Madrasa teachers in Uttar Pradesh’s Pilibhit carried out a day-long protest on Monday against non-payment of full salaries by the Central government for the past 43 months. Hired under the BJP-led centre government’s scheme for modernization of madrassas – Scheme to Provide Quality Education in Madrassas (SPQEM), more than 21,000 madrassa teachers in UP have not received their salaries, Times of India has reported.
SPQEM comes under the Ministry of Human Resource Development (HRD) and aims to provide “modern, quality education” in every madrasa across India. Under the scheme, people with graduation or post-graduation degrees were hired to teach math, science, English and computers in madrasas. Reportedly, more than 50,000 teachers in 16 states, including UP, Uttarakhand, Madhya Pradesh and Jharkhand, had registered under the programme.

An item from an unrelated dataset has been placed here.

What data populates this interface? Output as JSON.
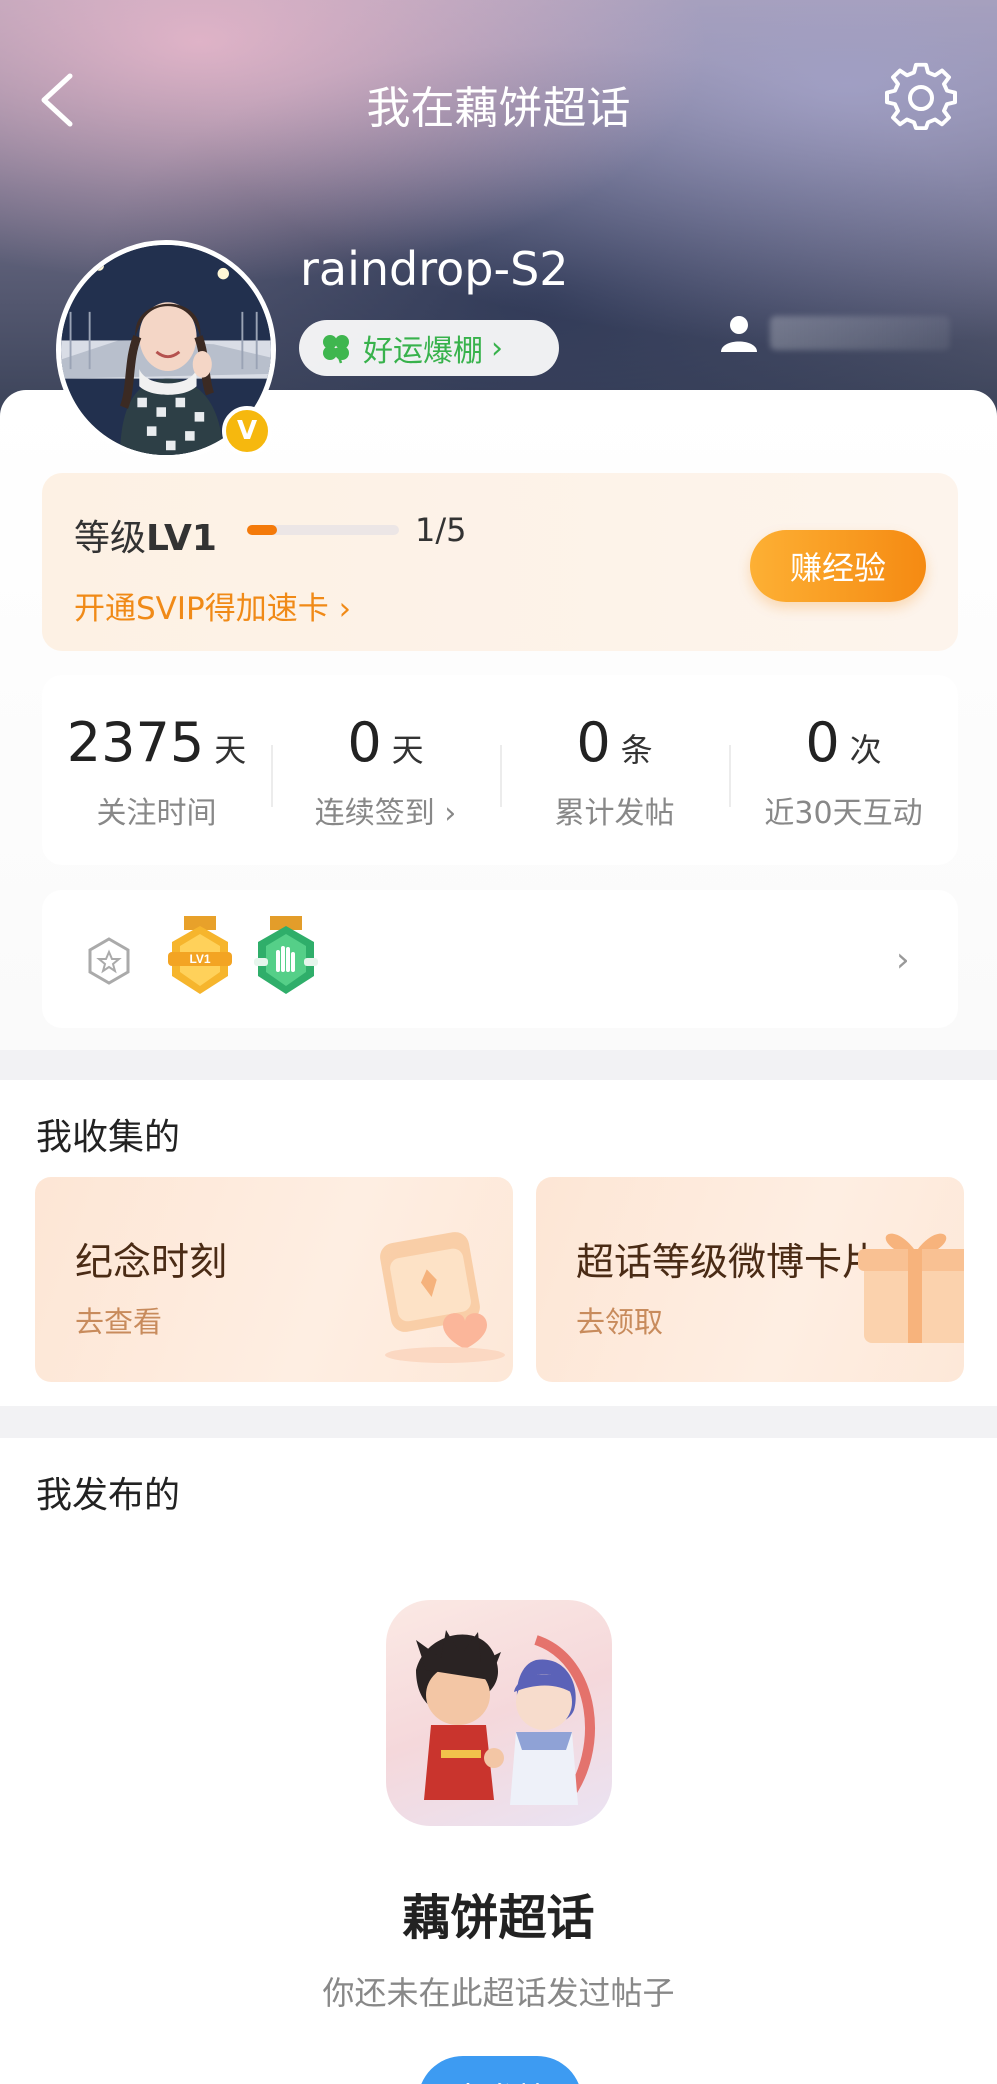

However, the teachers posted in madrasas across UP have been deprived of salaries since 2016.
According to the Islamic Modernization Teachers Association, Pilibhit district has 89 madrassas in which 227 teachers are engaged to teach Hindi, English, Science and Mathematics. These teachers are to be paid a monthly salary of Rs. 15,000, of which the Centre has to pay Rs. 12,000 and the state government Rs. 3,000.
“These teachers have been deprived of the central share of their salary for the last 43 months despite repeated requests to government authorities through various channels,” the association’s district president Farhat Khan was quoted as saying by TOI.
The protesting teachers have handed over a 16-point memorandum of their demands to city magistrate Ritu Punia, that was addressed to chief minister Yogi Adityanath.
The teachers have demanded free uniforms and midday meals for students of recognized madrassas on the lines of government-run schools. They have also demanded timely allotment of NCERT for madrassa students, issuance of income certificates of their respective families by village panchayats instead of tehsil offices for expediting the matter of students’ scholarships, installation of handpumps in madrassas as well as toilets in the common interest and welfare of the students.
The deprivation of their salaries and these basic amenities to madrassa students amounted to discrimination, the teachers said.